Pension finances were mixed during August, as higher interest rates offset the impact of falling stock markets. Both model plans1 we track were close to even last month: Plan A improved less than 1% and is now up almost 5% for the year, while the more conservative Plan B lost a fraction of 1% in August and is now down 1% through the first eight months of 2022:
All categories of stocks moved lower during August. A diversified stock portfolio lost 4% in August and is now down 18% so far during 2022:
Interest rates jumped 0.4% last month, producing negative returns for bonds. A diversified bond portfolio lost 3% during August and is now down 12%-20% for the year, with long duration and corporate bonds performing worst.
The traditional 60/40 portfolio lost 4% during August and is now down 16% for the year, while the conservative 20/80 portfolio lost 3% last month and is also down 16% through the first eight months of 2022.
1 Plan A is a traditional plan (duration 12 at 5.5%) with a 60/40 asset allocation, while Plan B is a largely retired plan (duration 9 at 5.5%) with a 20/80 allocation with a greater emphasis on corporate and long- duration bonds. We assume overhead expenses of 1% of plan assets per year, and we assume the plans are 100% funded at the beginning of the year and ignore benefit accruals, contributions, and benefit payments in order to isolate the financial performance of plan assets versus liabilities.
Pension liabilities (for funding, accounting, and de-risking purposes) are driven by market interest rates. The first graph below compares our Aa GAAP spot yield curve at December 31, 2021 and August 31, 2022, and it also shows the movement in the curve last month. The second graph below shows the change in effective GAAP discount rates for pension obligations of various duration so far during 2022:
Corporate bond yields rose 0.4% during August, ending the month at their highest level in a decade. As a result, pension liabilities fell 3%-4% last month and are now down 16%-22% for the year, with long duration plans seeing the largest declines.

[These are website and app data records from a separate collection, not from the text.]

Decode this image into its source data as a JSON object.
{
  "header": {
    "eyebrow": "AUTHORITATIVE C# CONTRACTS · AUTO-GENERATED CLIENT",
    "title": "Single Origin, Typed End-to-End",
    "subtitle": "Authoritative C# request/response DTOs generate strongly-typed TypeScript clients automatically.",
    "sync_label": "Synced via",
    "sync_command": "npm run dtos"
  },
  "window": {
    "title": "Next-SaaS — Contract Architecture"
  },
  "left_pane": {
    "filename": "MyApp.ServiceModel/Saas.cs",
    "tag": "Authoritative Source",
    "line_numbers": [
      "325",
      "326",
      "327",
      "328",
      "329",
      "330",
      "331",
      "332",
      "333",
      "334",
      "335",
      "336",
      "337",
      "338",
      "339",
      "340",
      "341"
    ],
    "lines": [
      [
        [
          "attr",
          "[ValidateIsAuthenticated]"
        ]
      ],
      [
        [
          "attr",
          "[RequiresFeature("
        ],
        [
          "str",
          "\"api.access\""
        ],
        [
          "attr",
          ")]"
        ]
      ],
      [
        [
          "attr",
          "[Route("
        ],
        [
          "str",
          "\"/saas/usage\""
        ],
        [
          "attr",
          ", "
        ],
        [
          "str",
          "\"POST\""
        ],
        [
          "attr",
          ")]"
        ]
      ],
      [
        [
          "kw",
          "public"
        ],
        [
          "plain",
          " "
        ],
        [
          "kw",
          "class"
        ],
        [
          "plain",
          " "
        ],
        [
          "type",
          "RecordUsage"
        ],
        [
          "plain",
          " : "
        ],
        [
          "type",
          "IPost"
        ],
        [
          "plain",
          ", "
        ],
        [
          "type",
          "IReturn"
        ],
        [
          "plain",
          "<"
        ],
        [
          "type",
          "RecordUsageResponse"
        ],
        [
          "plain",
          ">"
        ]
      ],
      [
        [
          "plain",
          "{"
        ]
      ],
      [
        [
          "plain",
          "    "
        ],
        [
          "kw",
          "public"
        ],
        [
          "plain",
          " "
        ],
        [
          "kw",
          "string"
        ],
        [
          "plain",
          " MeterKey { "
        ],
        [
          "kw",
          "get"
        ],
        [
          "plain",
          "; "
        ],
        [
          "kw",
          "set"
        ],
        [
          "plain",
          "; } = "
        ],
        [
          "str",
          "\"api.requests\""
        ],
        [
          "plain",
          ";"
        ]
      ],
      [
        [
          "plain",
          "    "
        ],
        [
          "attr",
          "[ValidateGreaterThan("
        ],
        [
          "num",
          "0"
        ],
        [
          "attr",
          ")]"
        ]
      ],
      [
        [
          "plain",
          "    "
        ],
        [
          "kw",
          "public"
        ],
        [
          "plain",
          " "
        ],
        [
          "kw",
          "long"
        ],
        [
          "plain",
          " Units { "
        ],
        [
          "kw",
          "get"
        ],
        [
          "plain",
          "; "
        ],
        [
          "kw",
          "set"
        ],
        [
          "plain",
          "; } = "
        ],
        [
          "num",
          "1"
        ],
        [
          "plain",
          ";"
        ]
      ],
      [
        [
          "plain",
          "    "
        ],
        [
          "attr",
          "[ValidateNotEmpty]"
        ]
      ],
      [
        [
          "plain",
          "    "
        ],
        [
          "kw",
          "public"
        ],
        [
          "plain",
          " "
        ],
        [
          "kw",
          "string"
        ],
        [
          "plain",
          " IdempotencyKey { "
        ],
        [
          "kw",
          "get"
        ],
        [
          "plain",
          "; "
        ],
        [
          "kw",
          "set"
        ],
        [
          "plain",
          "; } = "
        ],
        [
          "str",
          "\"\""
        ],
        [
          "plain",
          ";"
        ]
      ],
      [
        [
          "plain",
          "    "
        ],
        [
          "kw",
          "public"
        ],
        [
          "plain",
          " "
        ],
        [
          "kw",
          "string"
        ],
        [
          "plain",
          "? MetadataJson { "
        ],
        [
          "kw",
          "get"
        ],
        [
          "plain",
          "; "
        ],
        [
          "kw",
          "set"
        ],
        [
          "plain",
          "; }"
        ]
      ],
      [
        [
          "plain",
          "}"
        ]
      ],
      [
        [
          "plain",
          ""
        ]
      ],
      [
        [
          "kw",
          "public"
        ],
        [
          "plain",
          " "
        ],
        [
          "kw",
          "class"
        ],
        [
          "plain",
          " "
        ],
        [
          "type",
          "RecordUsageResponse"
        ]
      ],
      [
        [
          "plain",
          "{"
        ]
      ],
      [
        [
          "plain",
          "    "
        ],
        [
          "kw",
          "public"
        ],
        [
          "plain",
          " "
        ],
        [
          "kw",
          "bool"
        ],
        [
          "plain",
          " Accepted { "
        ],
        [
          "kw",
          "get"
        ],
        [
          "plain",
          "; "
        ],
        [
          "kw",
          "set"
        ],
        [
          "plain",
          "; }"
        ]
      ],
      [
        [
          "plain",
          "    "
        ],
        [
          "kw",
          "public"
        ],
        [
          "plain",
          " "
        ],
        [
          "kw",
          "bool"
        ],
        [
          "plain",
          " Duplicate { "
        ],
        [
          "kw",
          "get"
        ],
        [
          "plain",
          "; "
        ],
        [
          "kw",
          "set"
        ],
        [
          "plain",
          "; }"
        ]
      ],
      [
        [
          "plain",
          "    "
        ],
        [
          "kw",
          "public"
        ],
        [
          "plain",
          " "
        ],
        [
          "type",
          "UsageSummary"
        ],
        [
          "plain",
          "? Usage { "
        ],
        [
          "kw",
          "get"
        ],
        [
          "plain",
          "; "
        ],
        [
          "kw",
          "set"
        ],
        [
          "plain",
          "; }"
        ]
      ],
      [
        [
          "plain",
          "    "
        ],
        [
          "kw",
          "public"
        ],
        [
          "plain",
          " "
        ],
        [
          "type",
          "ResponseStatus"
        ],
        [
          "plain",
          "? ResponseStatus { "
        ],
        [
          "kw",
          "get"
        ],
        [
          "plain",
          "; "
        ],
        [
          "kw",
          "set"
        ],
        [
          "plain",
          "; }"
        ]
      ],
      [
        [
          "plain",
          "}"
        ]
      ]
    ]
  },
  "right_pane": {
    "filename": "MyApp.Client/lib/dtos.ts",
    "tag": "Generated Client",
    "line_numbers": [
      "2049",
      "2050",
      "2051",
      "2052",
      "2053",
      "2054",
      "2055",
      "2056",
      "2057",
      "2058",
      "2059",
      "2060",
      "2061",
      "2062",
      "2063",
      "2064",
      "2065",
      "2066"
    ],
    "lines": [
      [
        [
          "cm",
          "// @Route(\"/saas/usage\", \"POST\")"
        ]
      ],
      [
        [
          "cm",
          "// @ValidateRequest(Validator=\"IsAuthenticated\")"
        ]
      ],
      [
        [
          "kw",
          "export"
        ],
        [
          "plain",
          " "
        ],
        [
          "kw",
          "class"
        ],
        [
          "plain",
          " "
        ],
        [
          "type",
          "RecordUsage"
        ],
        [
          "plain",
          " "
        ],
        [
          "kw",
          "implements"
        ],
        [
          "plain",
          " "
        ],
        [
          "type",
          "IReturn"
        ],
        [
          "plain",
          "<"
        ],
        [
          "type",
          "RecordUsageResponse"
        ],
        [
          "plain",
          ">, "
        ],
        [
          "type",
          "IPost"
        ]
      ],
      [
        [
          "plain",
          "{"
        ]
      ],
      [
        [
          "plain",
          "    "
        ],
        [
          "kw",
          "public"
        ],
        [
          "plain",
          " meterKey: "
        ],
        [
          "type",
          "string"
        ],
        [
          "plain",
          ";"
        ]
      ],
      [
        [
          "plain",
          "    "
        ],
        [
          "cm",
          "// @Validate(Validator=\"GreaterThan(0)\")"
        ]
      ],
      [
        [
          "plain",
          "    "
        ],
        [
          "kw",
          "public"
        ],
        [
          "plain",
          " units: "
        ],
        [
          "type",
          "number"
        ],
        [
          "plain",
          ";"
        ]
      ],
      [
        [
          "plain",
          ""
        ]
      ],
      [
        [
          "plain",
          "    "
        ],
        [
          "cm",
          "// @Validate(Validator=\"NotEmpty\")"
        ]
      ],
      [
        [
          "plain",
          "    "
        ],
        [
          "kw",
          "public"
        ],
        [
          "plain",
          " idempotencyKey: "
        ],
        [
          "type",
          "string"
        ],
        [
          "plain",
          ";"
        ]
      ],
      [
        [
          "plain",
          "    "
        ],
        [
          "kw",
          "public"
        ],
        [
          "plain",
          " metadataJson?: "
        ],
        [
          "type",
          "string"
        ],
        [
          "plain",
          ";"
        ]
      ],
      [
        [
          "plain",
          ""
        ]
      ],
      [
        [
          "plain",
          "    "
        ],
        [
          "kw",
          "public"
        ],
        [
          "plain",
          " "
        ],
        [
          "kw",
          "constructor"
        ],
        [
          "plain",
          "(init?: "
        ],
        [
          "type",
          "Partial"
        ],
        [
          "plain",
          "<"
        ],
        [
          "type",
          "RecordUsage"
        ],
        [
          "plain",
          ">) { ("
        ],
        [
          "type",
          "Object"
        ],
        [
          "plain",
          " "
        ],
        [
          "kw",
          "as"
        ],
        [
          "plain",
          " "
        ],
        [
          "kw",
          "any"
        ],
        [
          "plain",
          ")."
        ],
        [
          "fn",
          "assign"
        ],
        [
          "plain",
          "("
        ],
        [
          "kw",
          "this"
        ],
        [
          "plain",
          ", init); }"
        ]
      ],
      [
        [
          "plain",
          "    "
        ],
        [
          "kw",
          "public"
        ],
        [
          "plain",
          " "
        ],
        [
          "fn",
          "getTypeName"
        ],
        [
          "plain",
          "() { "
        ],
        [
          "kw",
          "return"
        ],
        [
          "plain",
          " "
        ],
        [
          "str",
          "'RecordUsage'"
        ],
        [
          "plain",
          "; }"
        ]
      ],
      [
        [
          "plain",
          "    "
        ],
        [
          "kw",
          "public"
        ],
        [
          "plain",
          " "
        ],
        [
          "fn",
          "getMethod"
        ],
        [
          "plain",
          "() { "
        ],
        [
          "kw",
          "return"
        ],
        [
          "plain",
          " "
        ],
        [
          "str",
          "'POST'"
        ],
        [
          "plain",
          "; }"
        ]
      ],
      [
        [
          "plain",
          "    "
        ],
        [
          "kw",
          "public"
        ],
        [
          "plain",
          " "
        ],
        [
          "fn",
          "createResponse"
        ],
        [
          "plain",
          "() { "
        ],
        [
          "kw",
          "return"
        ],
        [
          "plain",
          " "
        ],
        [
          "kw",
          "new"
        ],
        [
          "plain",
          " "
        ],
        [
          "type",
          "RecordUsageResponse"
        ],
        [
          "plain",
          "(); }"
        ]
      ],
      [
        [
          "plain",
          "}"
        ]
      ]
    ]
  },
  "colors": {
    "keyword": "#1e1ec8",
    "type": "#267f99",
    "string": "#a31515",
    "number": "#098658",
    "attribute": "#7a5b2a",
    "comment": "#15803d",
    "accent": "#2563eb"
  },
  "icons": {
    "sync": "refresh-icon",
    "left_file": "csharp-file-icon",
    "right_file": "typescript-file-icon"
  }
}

2022 has been a brutal year for stock markets, but pension sponsors have been insulated from falling stock prices by higher interest rates. The net effect has been neutral to modestly positive for most pension plans this year. The graphs below show the movement of assets and liabilities during the first eight months of 2022:
Pension funding relief was signed into law last March, and additional relief was provided by November legislation. The new laws substantially relax funding requirements over the next several years, providing welcome breathing room for beleaguered pension sponsors.
Discount rates moved up 0.4% last month, reaching the highest levels seen in a decade. We expect most pension sponsors will use effective discount rates in the 4.5%-4.8% range to measure pension liabilities right now.
The table below summarizes rates that plan sponsors are required to use for IRS funding purposes for 2022, along with estimates for 2023. Pre-relief, both 24-month averages and December ‘spot’ rates, which are still required for some calculations, such as PBGC premiums, are also included.
* October Three estimate, based on rates available as of 8/31/2022.